**Supplied material:**
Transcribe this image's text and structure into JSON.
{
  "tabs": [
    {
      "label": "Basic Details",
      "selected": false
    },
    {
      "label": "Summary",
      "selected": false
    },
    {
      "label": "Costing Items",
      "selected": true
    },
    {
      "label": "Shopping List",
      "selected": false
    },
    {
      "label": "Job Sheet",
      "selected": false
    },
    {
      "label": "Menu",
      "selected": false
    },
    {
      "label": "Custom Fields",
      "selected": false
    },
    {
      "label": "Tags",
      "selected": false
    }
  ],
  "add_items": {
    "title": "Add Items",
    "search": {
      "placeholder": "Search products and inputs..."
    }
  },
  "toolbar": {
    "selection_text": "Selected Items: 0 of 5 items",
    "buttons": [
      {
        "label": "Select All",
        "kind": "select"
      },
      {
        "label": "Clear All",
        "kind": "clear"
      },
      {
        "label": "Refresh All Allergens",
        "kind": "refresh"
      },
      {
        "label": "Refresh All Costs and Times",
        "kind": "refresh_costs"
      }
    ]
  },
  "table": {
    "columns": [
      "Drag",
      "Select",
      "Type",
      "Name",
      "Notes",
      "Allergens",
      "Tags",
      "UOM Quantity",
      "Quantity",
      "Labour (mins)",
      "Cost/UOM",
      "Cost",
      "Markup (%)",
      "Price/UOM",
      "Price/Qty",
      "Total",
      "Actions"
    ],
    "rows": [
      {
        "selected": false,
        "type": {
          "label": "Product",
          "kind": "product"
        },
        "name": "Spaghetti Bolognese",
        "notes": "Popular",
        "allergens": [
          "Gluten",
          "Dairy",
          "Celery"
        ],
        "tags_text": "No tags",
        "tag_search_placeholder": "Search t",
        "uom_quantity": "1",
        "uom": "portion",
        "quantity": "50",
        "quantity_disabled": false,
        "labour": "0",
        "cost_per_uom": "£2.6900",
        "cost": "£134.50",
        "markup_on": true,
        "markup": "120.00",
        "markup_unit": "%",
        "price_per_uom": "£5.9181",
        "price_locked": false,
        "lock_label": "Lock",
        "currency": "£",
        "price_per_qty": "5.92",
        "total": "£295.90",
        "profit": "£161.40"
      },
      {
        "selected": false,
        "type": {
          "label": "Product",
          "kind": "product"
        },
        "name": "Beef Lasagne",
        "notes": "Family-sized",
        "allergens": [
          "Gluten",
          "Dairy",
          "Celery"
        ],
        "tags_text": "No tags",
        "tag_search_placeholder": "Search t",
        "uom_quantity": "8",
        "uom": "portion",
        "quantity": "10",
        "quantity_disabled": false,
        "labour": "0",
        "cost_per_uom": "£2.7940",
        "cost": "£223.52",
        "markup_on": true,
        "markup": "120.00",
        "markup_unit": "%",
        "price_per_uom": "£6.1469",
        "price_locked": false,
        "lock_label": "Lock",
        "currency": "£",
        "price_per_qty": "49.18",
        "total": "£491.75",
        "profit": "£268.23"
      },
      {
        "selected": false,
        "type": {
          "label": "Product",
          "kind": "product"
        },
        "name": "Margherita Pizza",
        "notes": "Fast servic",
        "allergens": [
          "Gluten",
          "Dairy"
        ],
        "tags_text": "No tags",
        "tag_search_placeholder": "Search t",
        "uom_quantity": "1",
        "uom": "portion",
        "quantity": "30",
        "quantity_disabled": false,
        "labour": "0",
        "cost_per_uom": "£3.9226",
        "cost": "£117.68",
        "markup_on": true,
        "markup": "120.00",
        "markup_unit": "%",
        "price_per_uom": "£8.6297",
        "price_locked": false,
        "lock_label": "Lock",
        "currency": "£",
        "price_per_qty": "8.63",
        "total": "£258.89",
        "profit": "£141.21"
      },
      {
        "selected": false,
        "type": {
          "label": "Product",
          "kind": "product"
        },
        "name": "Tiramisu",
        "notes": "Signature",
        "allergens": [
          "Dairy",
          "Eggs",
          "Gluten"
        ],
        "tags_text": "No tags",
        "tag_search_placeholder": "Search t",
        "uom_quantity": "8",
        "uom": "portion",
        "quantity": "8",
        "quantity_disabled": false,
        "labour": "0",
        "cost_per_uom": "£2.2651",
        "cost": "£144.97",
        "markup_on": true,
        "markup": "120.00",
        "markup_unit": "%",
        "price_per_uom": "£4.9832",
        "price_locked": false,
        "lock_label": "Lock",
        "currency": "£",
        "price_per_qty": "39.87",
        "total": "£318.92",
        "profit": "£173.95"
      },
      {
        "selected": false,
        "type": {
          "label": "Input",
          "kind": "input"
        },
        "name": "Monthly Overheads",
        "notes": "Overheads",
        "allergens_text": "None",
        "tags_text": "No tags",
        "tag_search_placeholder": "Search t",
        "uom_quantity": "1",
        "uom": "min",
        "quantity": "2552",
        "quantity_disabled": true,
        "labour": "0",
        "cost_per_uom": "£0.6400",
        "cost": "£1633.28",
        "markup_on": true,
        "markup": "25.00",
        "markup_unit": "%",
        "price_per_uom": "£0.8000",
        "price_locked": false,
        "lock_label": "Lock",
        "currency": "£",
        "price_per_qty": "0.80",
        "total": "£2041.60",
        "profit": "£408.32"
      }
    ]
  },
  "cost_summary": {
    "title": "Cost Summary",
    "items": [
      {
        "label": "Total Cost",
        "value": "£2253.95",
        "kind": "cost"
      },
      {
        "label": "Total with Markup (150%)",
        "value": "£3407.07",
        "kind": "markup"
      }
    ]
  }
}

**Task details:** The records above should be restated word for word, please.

**Response below:**
Transcribe this image's text and structure into JSON.
{
  "tabs": [
    {
      "label": "Basic Details",
      "selected": false
    },
    {
      "label": "Summary",
      "selected": false
    },
    {
      "label": "Costing Items",
      "selected": true
    },
    {
      "label": "Shopping List",
      "selected": false
    },
    {
      "label": "Job Sheet",
      "selected": false
    },
    {
      "label": "Menu",
      "selected": false
    },
    {
      "label": "Custom Fields",
      "selected": false
    },
    {
      "label": "Tags",
      "selected": false
    }
  ],
  "add_items": {
    "title": "Add Items",
    "search": {
      "placeholder": "Search products and inputs..."
    }
  },
  "toolbar": {
    "selection_text": "Selected Items: 0 of 5 items",
    "buttons": [
      {
        "label": "Select All",
        "kind": "select"
      },
      {
        "label": "Clear All",
        "kind": "clear"
      },
      {
        "label": "Refresh All Allergens",
        "kind": "refresh"
      },
      {
        "label": "Refresh All Costs and Times",
        "kind": "refresh_costs"
      }
    ]
  },
  "table": {
    "columns": [
      "Drag",
      "Select",
      "Type",
      "Name",
      "Notes",
      "Allergens",
      "Tags",
      "UOM Quantity",
      "Quantity",
      "Labour (mins)",
      "Cost/UOM",
      "Cost",
      "Markup (%)",
      "Price/UOM",
      "Price/Qty",
      "Total",
      "Actions"
    ],
    "rows": [
      {
        "selected": false,
        "type": {
          "label": "Product",
          "kind": "product"
        },
        "name": "Spaghetti Bolognese",
        "notes": "Popular",
        "allergens": [
          "Gluten",
          "Dairy",
          "Celery"
        ],
        "tags_text": "No tags",
        "tag_search_placeholder": "Search t",
        "uom_quantity": "1",
        "uom": "portion",
        "quantity": "50",
        "quantity_disabled": false,
        "labour": "0",
        "cost_per_uom": "£2.6900",
        "cost": "£134.50",
        "markup_on": true,
        "markup": "120.00",
        "markup_unit": "%",
        "price_per_uom": "£5.9181",
        "price_locked": false,
        "lock_label": "Lock",
        "currency": "£",
        "price_per_qty": "5.92",
        "total": "£295.90",
        "profit": "£161.40"
      },
      {
        "selected": false,
        "type": {
          "label": "Product",
          "kind": "product"
        },
        "name": "Beef Lasagne",
        "notes": "Family-sized",
        "allergens": [
          "Gluten",
          "Dairy",
          "Celery"
        ],
        "tags_text": "No tags",
        "tag_search_placeholder": "Search t",
        "uom_quantity": "8",
        "uom": "portion",
        "quantity": "10",
        "quantity_disabled": false,
        "labour": "0",
        "cost_per_uom": "£2.7940",
        "cost": "£223.52",
        "markup_on": true,
        "markup": "120.00",
        "markup_unit": "%",
        "price_per_uom": "£6.1469",
        "price_locked": false,
        "lock_label": "Lock",
        "currency": "£",
        "price_per_qty": "49.18",
        "total": "£491.75",
        "profit": "£268.23"
      },
      {
        "selected": false,
        "type": {
          "label": "Product",
          "kind": "product"
        },
        "name": "Margherita Pizza",
        "notes": "Fast servic",
        "allergens": [
          "Gluten",
          "Dairy"
        ],
        "tags_text": "No tags",
        "tag_search_placeholder": "Search t",
        "uom_quantity": "1",
        "uom": "portion",
        "quantity": "30",
        "quantity_disabled": false,
        "labour": "0",
        "cost_per_uom": "£3.9226",
        "cost": "£117.68",
        "markup_on": true,
        "markup": "120.00",
        "markup_unit": "%",
        "price_per_uom": "£8.6297",
        "price_locked": false,
        "lock_label": "Lock",
        "currency": "£",
        "price_per_qty": "8.63",
        "total": "£258.89",
        "profit": "£141.21"
      },
      {
        "selected": false,
        "type": {
          "label": "Product",
          "kind": "product"
        },
        "name": "Tiramisu",
        "notes": "Signature",
        "allergens": [
          "Dairy",
          "Eggs",
          "Gluten"
        ],
        "tags_text": "No tags",
        "tag_search_placeholder": "Search t",
        "uom_quantity": "8",
        "uom": "portion",
        "quantity": "8",
        "quantity_disabled": false,
        "labour": "0",
        "cost_per_uom": "£2.2651",
        "cost": "£144.97",
        "markup_on": true,
        "markup": "120.00",
        "markup_unit": "%",
        "price_per_uom": "£4.9832",
        "price_locked": false,
        "lock_label": "Lock",
        "currency": "£",
        "price_per_qty": "39.87",
        "total": "£318.92",
        "profit": "£173.95"
      },
      {
        "selected": false,
        "type": {
          "label": "Input",
          "kind": "input"
        },
        "name": "Monthly Overheads",
        "notes": "Overheads",
        "allergens_text": "None",
        "tags_text": "No tags",
        "tag_search_placeholder": "Search t",
        "uom_quantity": "1",
        "uom": "min",
        "quantity": "2552",
        "quantity_disabled": true,
        "labour": "0",
        "cost_per_uom": "£0.6400",
        "cost": "£1633.28",
        "markup_on": true,
        "markup": "25.00",
        "markup_unit": "%",
        "price_per_uom": "£0.8000",
        "price_locked": false,
        "lock_label": "Lock",
        "currency": "£",
        "price_per_qty": "0.80",
        "total": "£2041.60",
        "profit": "£408.32"
      }
    ]
  },
  "cost_summary": {
    "title": "Cost Summary",
    "items": [
      {
        "label": "Total Cost",
        "value": "£2253.95",
        "kind": "cost"
      },
      {
        "label": "Total with Markup (150%)",
        "value": "£3407.07",
        "kind": "markup"
      }
    ]
  }
}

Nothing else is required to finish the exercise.